The top right section is where information of each device shows up when a dot is clicked. This section allows the viewer to zoom in on the data.
- “Sniffed” shows when the last time information was sniffed from the device
- “Device from” shows the company that made the device
- The rest of the section lists out all the unique router names sniffed from the device
The bottom right section is where the aggregate router names are displayed. This section provides a quick overview of the data.
- When a router name is sniffed multiple times from different devices, its text turns green and its text size increases as the instances that the router name is sniffed increases
- After every 20 router names, the first (earliest) router name is removed from the list, unless it’s green.
Stages of discovery: data structure
This was where I spent the most time on. It took me a while to wrap my mind around using objects in hashmaps. Once I recognized that a new object was created each time when the draw loops through the if statement and then the new object was added to the hashmap, I was able to get past it.
I also used
- Table: to load the vendor information
- stringDict: to store the parsed vendor information, used to match with the MAC addresses to determine the device maker
- intDict: to save all the different router names sniffed from the devices and the count of how many times each router name is sniffed
- ArrayLists: to store all keys in the hashmap; and store all routers sniffed from a device into its object
I would like to dive deeper in data structures and get more comfortable with using them in combination.
Stages of discovery: data visualization
This was another challenge.
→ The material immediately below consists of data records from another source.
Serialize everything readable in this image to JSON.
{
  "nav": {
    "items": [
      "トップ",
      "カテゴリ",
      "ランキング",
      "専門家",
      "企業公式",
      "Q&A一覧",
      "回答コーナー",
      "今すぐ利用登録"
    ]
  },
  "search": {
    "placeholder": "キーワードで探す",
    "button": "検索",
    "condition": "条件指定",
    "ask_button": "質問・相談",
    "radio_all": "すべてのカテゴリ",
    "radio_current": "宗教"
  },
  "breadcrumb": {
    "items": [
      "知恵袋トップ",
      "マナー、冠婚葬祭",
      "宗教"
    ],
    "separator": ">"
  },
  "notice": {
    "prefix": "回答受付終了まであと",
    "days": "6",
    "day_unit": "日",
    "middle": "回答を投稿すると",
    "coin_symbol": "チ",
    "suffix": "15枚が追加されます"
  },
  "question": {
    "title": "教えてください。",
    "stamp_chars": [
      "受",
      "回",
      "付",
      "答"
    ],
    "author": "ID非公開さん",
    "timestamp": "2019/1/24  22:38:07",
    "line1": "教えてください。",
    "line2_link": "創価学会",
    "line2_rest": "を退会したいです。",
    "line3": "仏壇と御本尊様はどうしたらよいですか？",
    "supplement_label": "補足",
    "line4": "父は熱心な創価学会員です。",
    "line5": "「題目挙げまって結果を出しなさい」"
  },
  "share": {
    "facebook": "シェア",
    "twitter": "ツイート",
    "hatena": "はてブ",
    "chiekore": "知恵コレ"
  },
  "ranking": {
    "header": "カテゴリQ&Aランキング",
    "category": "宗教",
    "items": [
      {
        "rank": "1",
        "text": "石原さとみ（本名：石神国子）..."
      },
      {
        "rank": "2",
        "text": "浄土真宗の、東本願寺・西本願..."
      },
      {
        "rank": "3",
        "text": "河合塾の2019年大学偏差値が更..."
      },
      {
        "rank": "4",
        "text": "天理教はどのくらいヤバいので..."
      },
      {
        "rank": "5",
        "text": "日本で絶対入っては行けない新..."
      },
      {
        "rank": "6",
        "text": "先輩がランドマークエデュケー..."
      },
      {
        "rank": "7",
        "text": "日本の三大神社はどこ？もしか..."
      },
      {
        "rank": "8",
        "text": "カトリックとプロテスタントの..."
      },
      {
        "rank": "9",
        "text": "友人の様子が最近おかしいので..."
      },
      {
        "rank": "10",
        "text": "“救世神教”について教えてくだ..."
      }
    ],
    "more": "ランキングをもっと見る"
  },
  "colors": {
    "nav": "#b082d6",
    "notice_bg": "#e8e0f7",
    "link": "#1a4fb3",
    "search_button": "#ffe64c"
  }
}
First it was the organization of the data and what/how should they be displayed. Then it was the animation.
With the organization, I had decided early on the overall layout, but thinking through the details of each section was still tough. For instance, since the only spatial information I was able to base off was the devices’ signal power, it didn’t really matter whether a dot was on the left or right of the dog. So it was hard to clarify that the line connecting the dot to the dog is related to the distance. The background circles and the measurement key was added in the hope to clarify this.
Then it was a matter of visual design. I had tried mocking up a light background. It looked nice and slick, but definitely did not scream “creepy”. So I changed it back to dark. I’m still not very happy with the visual design and animation of the data visualization. I’m not a fan of special effects, and would like to keep each design decision purposeful, but I think I should be able to find a way to make it more engaging while keeping the simplicity.
In our first ICM user testing, a few people mentioned that they felt the P Comp side of the project (the doggie wearable sniffer) and the data visualization didn’t seem well connected. From these feedback came the idea of a dog house where information would be stored. Also it was clear that the dog had to be present in the visualization tie it back to the wearable device. Also the name on screen had to be clear it’s dog related and data/spying related. Luckily this name exist in English, hence Snoopi.
In both ICM testing/presentations, people in the class had questioned: why does this matters? How does this data reveal relevant information about someone? Why should I care that I’m leaking breadcrumbs of data from my phone? I’m happy that people are asking these questions, and it’s kind of the point of the project. I don’t know if all this matters. It probably depends on who uses this data and for what. What’s interesting is that we are at a time when none of this is defined yet. The norms of our attitude towards data and data collection is still being formed. Maybe years down the line, we’ll see our data as a form of currency and that ownership should be clearly defined. I have no idea. But I’m hoping to be part of this conversation through Snoopi.
More to do!
- Update some of the design and animation details of the data visualization
- Complete the wearable device!
- Bring in the dog!
Our ICM class was awesome. People disconnected their device from NYU wifi so we can track them and demo the visualization in real time. I’m gonna miss this class. Here’s a video of the demo in class.